I’d like to introduce you to my hometown. It’s not far down the road. I’m proud not just to grow up there but to have heritage there. If you’ve known me for five minutes, you know I’m from Narrogin.
Recently, my daughter Matilda turned 18 and she and her friends blew the party bar tab at a Perth pub in 15 minutes, by ordering cocktails.
I thought back to when I turned 18 and my Dad, the now passed but forever beautiful Dr John Parry, took me to the Narrogin Club to have a middy of Super. No cocktails, no guava flavoured vodka concoctions. Super.
Dad and I sat at the bar and solved a few of the worlds problems and his mates came and went, sharing the days events from down the main street to what was happening in the paddocks.
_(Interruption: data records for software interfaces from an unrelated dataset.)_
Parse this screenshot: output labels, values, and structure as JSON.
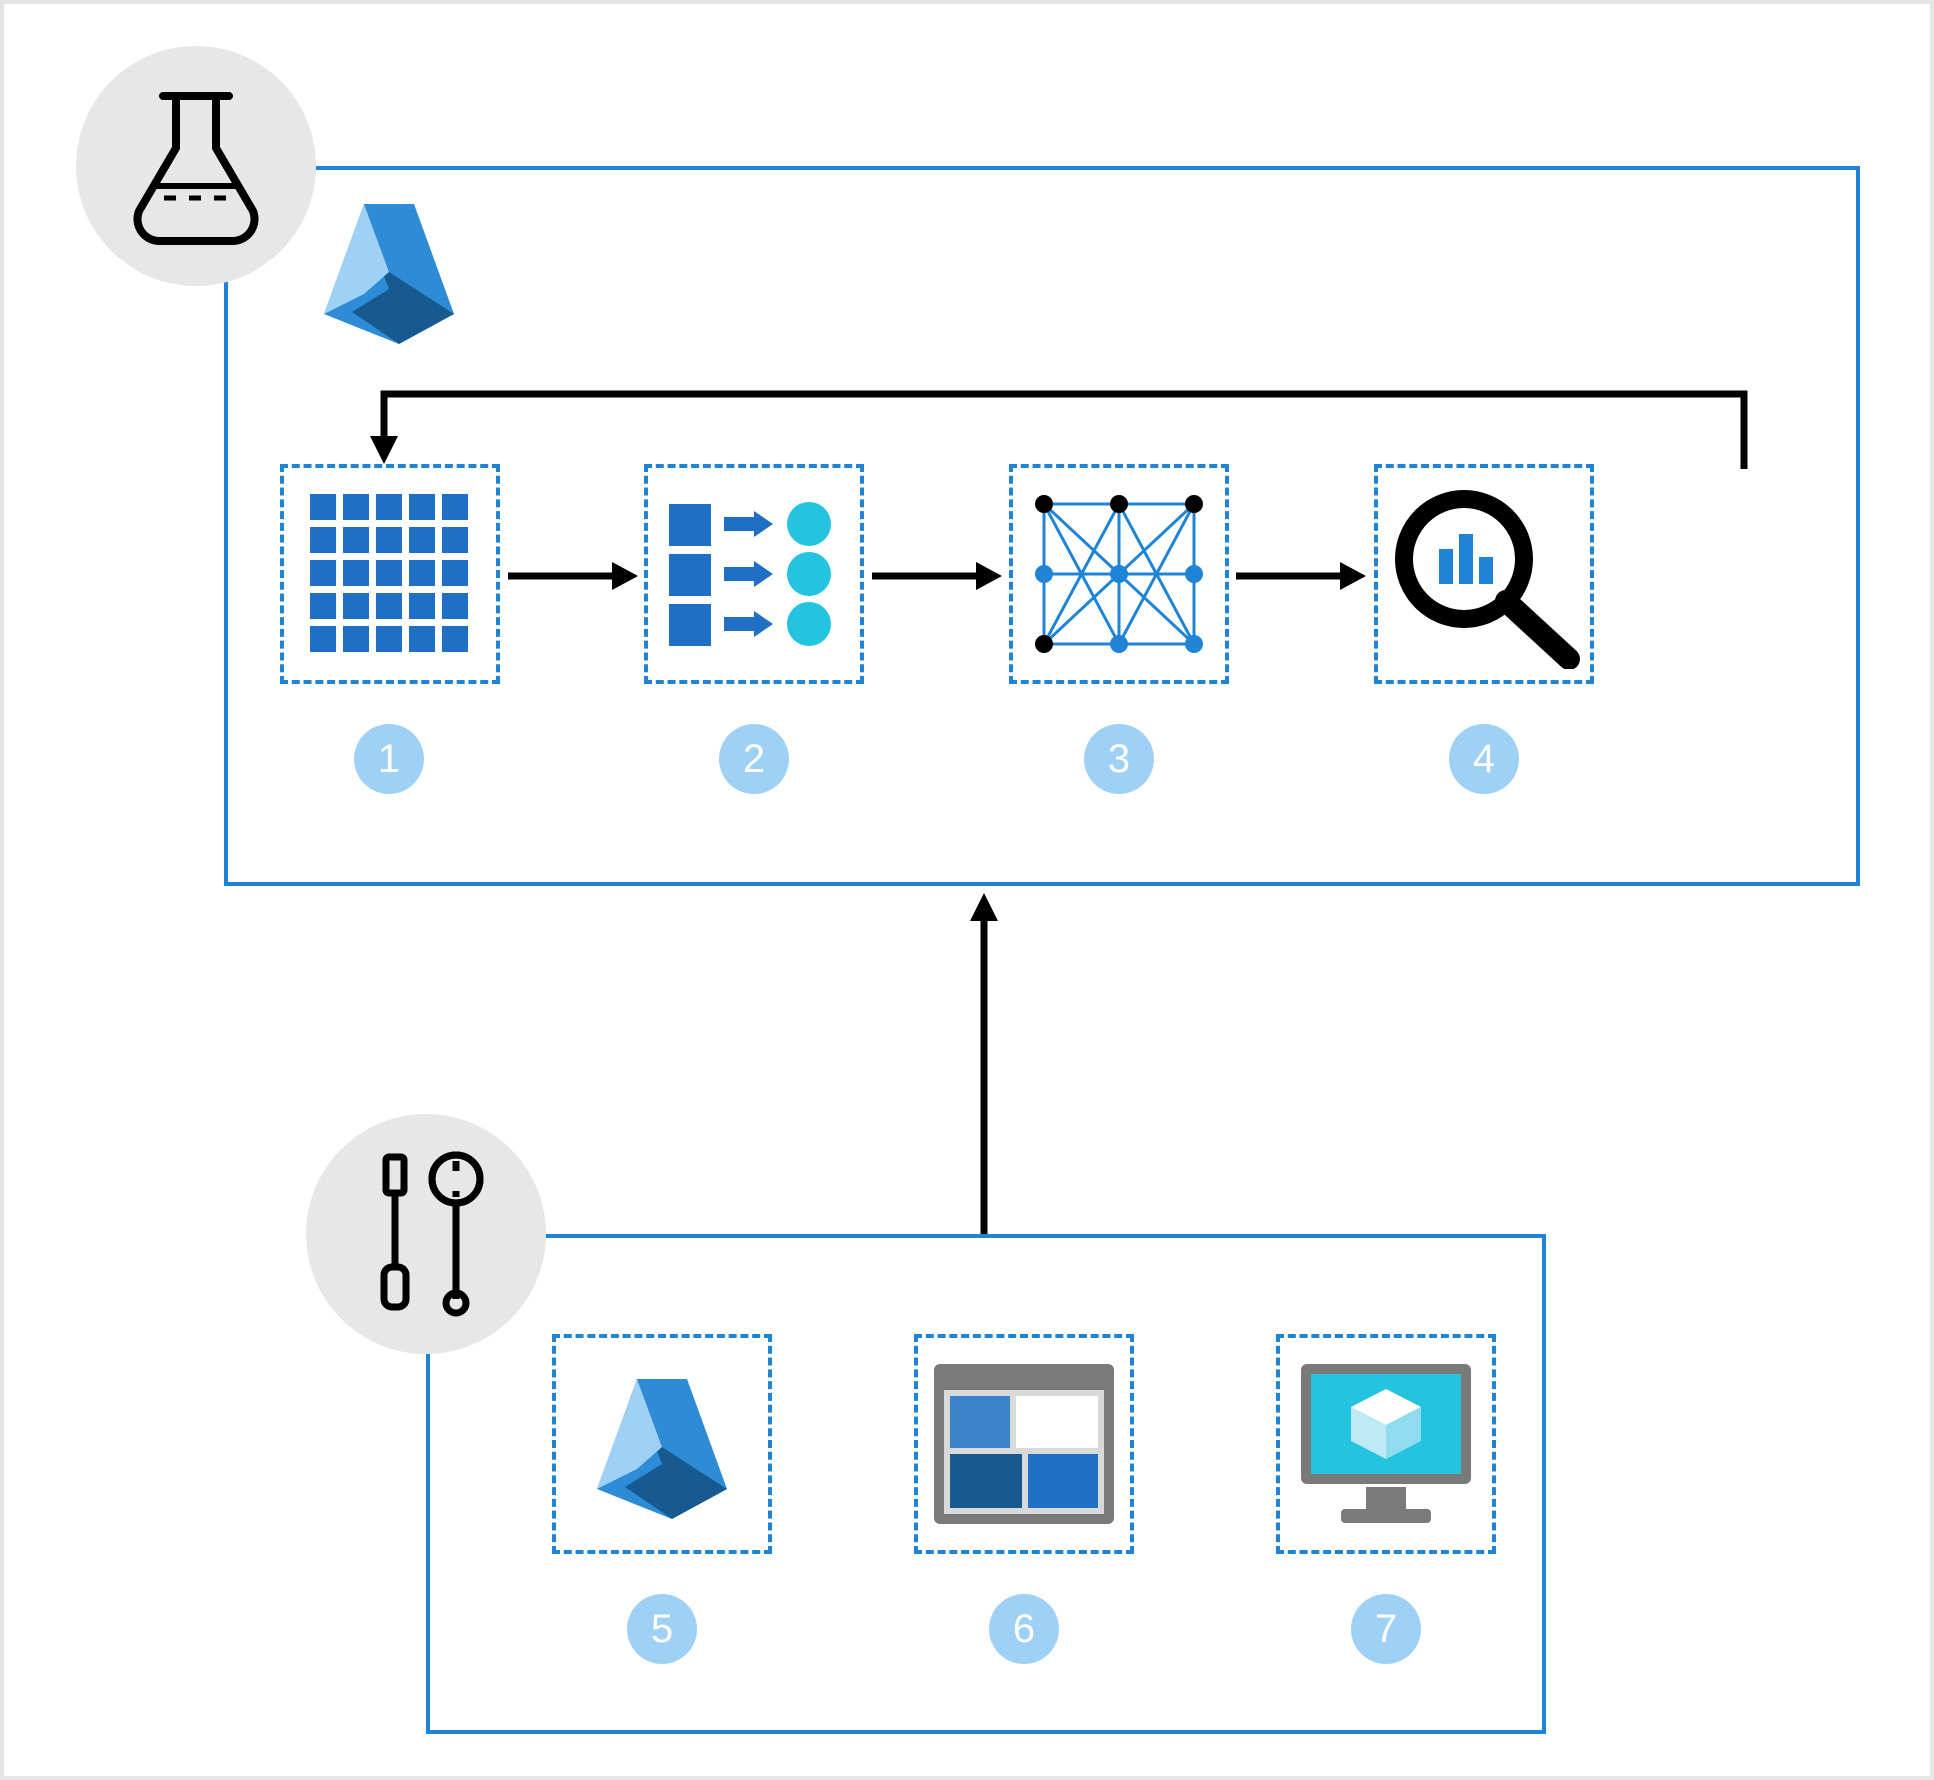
{
  "diagram": {
    "type": "azure-ml-architecture",
    "regions": {
      "experiment": {
        "badge_icon": "flask-icon",
        "header_icon": "azure-ml-icon",
        "steps": [
          {
            "num": "1",
            "icon": "data-grid-icon"
          },
          {
            "num": "2",
            "icon": "data-transform-icon"
          },
          {
            "num": "3",
            "icon": "neural-network-icon"
          },
          {
            "num": "4",
            "icon": "evaluate-magnify-icon"
          }
        ]
      },
      "tools": {
        "badge_icon": "tools-icon",
        "steps": [
          {
            "num": "5",
            "icon": "azure-ml-icon"
          },
          {
            "num": "6",
            "icon": "dashboard-icon"
          },
          {
            "num": "7",
            "icon": "vm-monitor-icon"
          }
        ]
      }
    },
    "flow": [
      "experiment.step1 -> experiment.step2",
      "experiment.step2 -> experiment.step3",
      "experiment.step3 -> experiment.step4",
      "experiment.step4 -> experiment.step1 (loop)",
      "tools -> experiment (supports)"
    ],
    "colors": {
      "outline": "#1f84d6",
      "badge_bg": "#e7e7e7",
      "number_bg": "#9fd0f5",
      "number_fg": "#ffffff",
      "azure_dark": "#175a90",
      "azure_mid": "#2e8bd6",
      "cyan": "#24c4e0",
      "grey": "#7a7a7a"
    }
  }
}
With Dad’s passing I stopped renewing my membership at the Narrogin Club but with Matilda becoming an adult I contacted the President, Wayne Francis, who hastily convened a committee meeting where it was unanimously voted to allow Matilda and I to come along last Saturday night.
Wayne welcomed us, served us and shared stories of the town and people that were enthralling for me and a bit bemusing for Matilda.
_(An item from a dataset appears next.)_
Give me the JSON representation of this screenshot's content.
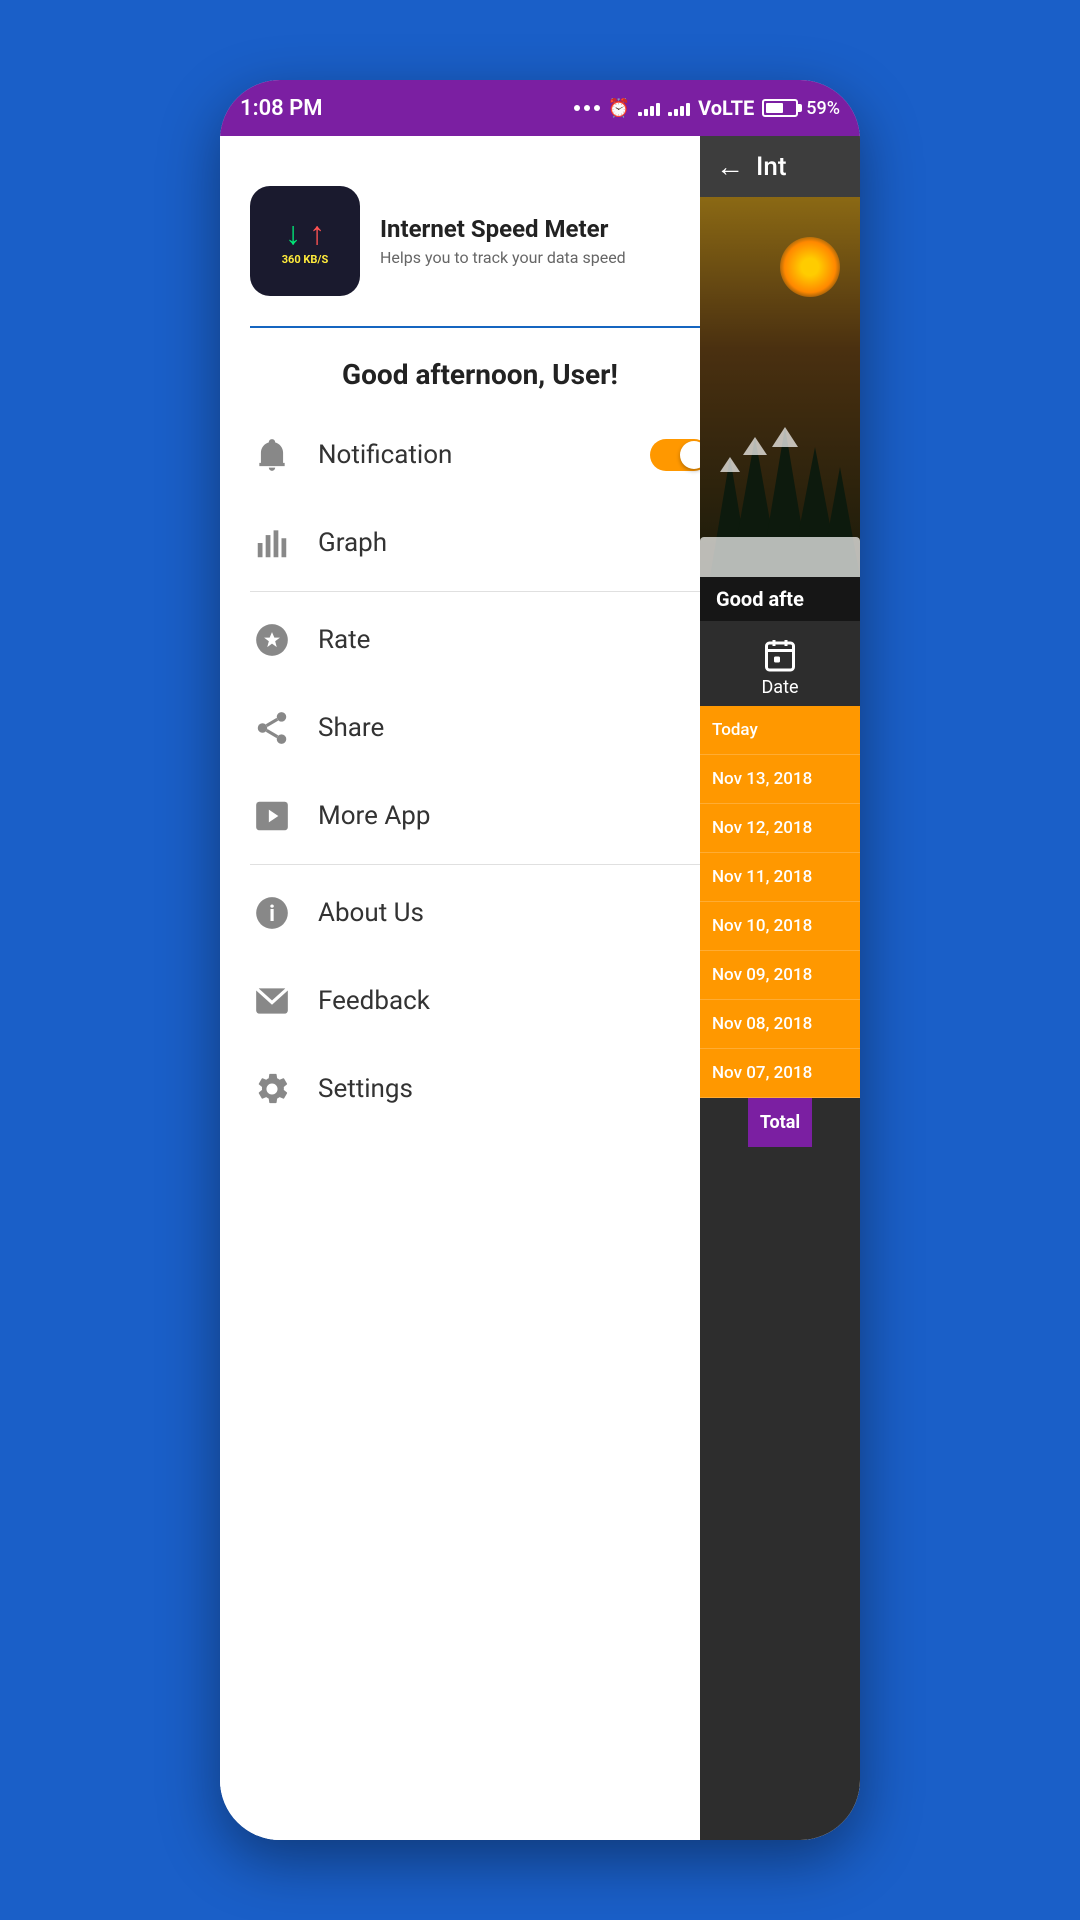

She struggled her way through her first beer and this is where my dad and I diverge. He let me struggle to drink my first beer whereas I allowed Matilda to call it quits and order something else.
We could talk more about how my hometown has a townhall, great counter meals at the local pub, an annual regional show you can still sneak into for free behind the race track and how kids get out onto vacant blocks and build bike jumps with treacherous pits for those kids who don’t pedal fast enough.
We could talk about the three primary schools, the senior high school, the strength of its service clubs and sporting associations. We could talk about the Tucker Box Deli and Steve’s Deli (still called that even though Steve hasn’t owned it for more than a quarter of a century).
It’s a town that hasn’t stood still since I last lived there but in my mind, as we drive around and I see houses where my friends lived, I think they’re still there and all I have to do to get those times back is throw my bike down on their front lawn and knock on the door.
Why are hometowns hidden treasures?
My hometown is a hidden treasure because it’s not far down the road and it welcomes me every time with its view into the valley as you come over the hill.
Hometowns are hidden treasures because they remind us of the importance of having a sense of place and the importance of having a sense of community. To have a place to go to, to mark milestones and tell old stories and make new ones is the greatest treasure of all.